__Task directions__. For each record below, output its text exactly and skip any picture.

__Source records__.
┄┄┄┄┄┄

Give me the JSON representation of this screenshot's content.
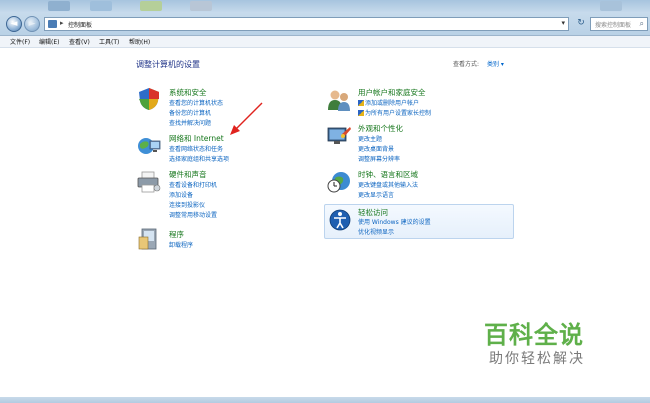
{
  "address": {
    "path": "控制面板",
    "separator": "▸",
    "search_placeholder": "搜索控制面板"
  },
  "menu": {
    "items": [
      "文件(F)",
      "编辑(E)",
      "查看(V)",
      "工具(T)",
      "帮助(H)"
    ]
  },
  "main": {
    "heading": "调整计算机的设置",
    "view_by_label": "查看方式:",
    "view_by_value": "类别 ▾"
  },
  "categories": {
    "system": {
      "title": "系统和安全",
      "links": [
        "查看您的计算机状态",
        "备份您的计算机",
        "查找并解决问题"
      ]
    },
    "network": {
      "title": "网络和 Internet",
      "links": [
        "查看网络状态和任务",
        "选择家庭组和共享选项"
      ]
    },
    "hardware": {
      "title": "硬件和声音",
      "links": [
        "查看设备和打印机",
        "添加设备",
        "连接到投影仪",
        "调整常用移动设置"
      ]
    },
    "programs": {
      "title": "程序",
      "links": [
        "卸载程序"
      ]
    },
    "users": {
      "title": "用户帐户和家庭安全",
      "links": [
        "添加或删除用户帐户",
        "为所有用户设置家长控制"
      ]
    },
    "appearance": {
      "title": "外观和个性化",
      "links": [
        "更改主题",
        "更改桌面背景",
        "调整屏幕分辨率"
      ]
    },
    "clock": {
      "title": "时钟、语言和区域",
      "links": [
        "更改键盘或其他输入法",
        "更改显示语言"
      ]
    },
    "ease": {
      "title": "轻松访问",
      "links": [
        "使用 Windows 建议的设置",
        "优化视频显示"
      ]
    }
  },
  "watermark": {
    "title": "百科全说",
    "subtitle": "助你轻松解决"
  },
  "colors": {
    "category_title": "#15761b",
    "link": "#0b64c0",
    "heading": "#1e3287",
    "arrow": "#e0231e"
  }
}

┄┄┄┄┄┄

__Exercise output__.
Give me the JSON representation of this screenshot's content.
{
  "address": {
    "path": "控制面板",
    "separator": "▸",
    "search_placeholder": "搜索控制面板"
  },
  "menu": {
    "items": [
      "文件(F)",
      "编辑(E)",
      "查看(V)",
      "工具(T)",
      "帮助(H)"
    ]
  },
  "main": {
    "heading": "调整计算机的设置",
    "view_by_label": "查看方式:",
    "view_by_value": "类别 ▾"
  },
  "categories": {
    "system": {
      "title": "系统和安全",
      "links": [
        "查看您的计算机状态",
        "备份您的计算机",
        "查找并解决问题"
      ]
    },
    "network": {
      "title": "网络和 Internet",
      "links": [
        "查看网络状态和任务",
        "选择家庭组和共享选项"
      ]
    },
    "hardware": {
      "title": "硬件和声音",
      "links": [
        "查看设备和打印机",
        "添加设备",
        "连接到投影仪",
        "调整常用移动设置"
      ]
    },
    "programs": {
      "title": "程序",
      "links": [
        "卸载程序"
      ]
    },
    "users": {
      "title": "用户帐户和家庭安全",
      "links": [
        "添加或删除用户帐户",
        "为所有用户设置家长控制"
      ]
    },
    "appearance": {
      "title": "外观和个性化",
      "links": [
        "更改主题",
        "更改桌面背景",
        "调整屏幕分辨率"
      ]
    },
    "clock": {
      "title": "时钟、语言和区域",
      "links": [
        "更改键盘或其他输入法",
        "更改显示语言"
      ]
    },
    "ease": {
      "title": "轻松访问",
      "links": [
        "使用 Windows 建议的设置",
        "优化视频显示"
      ]
    }
  },
  "watermark": {
    "title": "百科全说",
    "subtitle": "助你轻松解决"
  },
  "colors": {
    "category_title": "#15761b",
    "link": "#0b64c0",
    "heading": "#1e3287",
    "arrow": "#e0231e"
  }
}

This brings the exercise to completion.